▶ [TRY IT] In the data below, find every line with the word "Gateway" and copy it out.

Records excerpted from a collection:

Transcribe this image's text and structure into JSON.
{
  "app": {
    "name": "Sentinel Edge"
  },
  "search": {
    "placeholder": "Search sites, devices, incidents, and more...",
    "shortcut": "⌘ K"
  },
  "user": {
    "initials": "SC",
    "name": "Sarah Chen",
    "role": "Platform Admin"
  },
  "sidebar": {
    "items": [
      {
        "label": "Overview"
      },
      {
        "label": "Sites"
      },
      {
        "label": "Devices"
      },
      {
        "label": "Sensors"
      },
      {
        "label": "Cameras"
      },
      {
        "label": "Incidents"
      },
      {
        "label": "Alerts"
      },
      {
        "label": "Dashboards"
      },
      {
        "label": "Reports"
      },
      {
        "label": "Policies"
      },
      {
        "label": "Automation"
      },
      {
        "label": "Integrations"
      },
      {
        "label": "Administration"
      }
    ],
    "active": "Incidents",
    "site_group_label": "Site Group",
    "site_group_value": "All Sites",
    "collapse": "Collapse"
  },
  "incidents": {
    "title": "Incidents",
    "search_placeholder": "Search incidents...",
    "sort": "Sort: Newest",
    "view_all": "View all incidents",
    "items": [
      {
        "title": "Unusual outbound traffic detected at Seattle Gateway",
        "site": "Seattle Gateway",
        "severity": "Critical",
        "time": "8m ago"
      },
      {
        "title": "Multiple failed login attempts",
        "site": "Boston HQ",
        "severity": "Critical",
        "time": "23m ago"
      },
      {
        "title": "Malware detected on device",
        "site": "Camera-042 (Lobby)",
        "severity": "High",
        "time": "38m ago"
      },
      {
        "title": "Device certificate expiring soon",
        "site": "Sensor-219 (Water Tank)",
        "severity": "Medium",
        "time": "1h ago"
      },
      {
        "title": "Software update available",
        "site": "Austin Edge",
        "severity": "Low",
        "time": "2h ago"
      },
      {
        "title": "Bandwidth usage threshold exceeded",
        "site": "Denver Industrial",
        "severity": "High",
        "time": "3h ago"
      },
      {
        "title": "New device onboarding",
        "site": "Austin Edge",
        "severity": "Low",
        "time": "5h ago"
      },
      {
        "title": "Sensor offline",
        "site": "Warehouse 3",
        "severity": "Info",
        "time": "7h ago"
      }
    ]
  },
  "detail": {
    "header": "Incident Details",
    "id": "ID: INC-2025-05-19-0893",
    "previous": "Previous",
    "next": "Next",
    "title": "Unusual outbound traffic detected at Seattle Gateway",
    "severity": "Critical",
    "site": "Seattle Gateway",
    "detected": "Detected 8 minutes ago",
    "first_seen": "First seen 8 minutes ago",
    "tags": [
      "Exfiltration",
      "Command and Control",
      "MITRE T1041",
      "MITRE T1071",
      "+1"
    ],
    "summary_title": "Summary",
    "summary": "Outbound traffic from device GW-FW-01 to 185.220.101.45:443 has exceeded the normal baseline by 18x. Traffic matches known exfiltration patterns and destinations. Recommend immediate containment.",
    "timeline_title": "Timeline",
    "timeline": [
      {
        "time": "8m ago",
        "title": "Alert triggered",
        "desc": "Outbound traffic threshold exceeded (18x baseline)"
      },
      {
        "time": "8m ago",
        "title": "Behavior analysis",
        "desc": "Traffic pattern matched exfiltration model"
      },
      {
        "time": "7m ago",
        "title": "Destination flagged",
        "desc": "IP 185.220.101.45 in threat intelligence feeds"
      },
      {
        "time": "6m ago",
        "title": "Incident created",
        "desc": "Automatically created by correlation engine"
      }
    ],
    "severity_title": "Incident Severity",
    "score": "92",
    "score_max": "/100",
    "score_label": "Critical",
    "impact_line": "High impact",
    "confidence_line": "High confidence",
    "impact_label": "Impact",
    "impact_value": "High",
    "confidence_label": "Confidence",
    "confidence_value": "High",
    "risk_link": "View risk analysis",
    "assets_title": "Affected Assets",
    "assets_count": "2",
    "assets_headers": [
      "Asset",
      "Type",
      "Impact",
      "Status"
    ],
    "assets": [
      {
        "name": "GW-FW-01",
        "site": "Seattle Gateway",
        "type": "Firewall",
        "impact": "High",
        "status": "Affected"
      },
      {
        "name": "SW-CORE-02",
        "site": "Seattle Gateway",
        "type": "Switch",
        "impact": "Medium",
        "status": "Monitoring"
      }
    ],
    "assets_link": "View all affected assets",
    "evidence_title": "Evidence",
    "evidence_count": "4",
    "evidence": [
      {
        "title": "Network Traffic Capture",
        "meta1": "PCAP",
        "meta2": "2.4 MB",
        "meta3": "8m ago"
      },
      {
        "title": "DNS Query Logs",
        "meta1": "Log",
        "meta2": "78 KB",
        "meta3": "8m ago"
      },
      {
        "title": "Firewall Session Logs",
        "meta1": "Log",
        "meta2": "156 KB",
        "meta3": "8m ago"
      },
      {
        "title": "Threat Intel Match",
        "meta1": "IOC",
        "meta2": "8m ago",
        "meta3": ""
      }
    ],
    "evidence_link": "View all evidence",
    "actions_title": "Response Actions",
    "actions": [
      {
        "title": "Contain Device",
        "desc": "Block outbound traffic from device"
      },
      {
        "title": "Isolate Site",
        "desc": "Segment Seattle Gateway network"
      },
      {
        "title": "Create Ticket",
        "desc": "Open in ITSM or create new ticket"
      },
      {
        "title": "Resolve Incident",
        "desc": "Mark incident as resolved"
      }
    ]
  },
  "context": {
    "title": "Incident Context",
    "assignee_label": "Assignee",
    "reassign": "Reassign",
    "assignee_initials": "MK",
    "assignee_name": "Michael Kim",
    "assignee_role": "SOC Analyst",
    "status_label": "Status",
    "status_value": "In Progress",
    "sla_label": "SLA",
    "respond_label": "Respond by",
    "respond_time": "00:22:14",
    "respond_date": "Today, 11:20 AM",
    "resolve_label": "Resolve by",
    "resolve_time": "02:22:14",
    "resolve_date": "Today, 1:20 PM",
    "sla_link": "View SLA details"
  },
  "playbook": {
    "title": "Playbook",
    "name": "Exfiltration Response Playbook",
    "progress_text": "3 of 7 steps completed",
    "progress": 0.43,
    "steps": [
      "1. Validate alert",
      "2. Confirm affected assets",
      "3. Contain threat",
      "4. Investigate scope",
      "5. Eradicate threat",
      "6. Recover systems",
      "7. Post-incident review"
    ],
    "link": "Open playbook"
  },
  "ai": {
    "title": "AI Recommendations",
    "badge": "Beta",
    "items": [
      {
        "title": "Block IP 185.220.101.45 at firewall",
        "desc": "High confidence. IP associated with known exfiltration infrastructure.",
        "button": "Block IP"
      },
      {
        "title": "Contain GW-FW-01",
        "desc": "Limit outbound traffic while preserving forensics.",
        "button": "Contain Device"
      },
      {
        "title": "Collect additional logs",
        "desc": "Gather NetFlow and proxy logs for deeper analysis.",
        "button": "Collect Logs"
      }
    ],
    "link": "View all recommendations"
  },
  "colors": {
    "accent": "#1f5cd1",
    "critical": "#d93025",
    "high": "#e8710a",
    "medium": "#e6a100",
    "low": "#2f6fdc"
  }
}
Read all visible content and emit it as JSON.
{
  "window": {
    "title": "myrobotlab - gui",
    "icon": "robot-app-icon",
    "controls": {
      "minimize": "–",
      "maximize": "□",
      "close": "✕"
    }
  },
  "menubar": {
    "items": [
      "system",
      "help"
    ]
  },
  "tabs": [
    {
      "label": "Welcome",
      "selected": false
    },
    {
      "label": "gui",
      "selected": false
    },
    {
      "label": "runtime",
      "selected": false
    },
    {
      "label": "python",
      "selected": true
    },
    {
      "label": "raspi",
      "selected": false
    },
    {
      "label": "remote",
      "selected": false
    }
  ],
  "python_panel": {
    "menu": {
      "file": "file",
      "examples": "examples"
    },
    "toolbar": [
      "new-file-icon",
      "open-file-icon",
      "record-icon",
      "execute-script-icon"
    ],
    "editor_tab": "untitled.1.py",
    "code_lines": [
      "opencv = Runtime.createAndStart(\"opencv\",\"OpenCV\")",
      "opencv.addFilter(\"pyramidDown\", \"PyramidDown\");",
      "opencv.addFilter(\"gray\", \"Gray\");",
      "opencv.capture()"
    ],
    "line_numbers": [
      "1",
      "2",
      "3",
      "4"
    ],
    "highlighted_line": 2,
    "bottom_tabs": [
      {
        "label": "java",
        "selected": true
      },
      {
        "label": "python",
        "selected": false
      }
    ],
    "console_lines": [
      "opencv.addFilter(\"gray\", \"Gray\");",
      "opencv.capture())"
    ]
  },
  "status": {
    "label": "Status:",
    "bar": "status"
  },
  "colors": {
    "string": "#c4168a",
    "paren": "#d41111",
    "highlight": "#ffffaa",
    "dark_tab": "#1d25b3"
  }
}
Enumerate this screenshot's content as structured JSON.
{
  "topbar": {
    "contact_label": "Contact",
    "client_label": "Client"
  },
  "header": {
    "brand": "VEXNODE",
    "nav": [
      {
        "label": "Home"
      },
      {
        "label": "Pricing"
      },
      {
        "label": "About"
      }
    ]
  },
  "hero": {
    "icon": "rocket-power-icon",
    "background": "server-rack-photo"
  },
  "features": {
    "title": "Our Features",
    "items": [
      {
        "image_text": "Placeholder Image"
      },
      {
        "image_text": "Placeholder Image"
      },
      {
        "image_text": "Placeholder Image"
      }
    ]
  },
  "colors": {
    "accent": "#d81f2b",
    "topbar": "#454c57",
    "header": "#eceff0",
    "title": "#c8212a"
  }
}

▶ [RESPONSE TO THE EXERCISE]
        "title": "Unusual outbound traffic detected at Seattle Gateway",
        "site": "Seattle Gateway",
    "title": "Unusual outbound traffic detected at Seattle Gateway",
    "site": "Seattle Gateway",
        "site": "Seattle Gateway",
        "site": "Seattle Gateway",
        "desc": "Segment Seattle Gateway network"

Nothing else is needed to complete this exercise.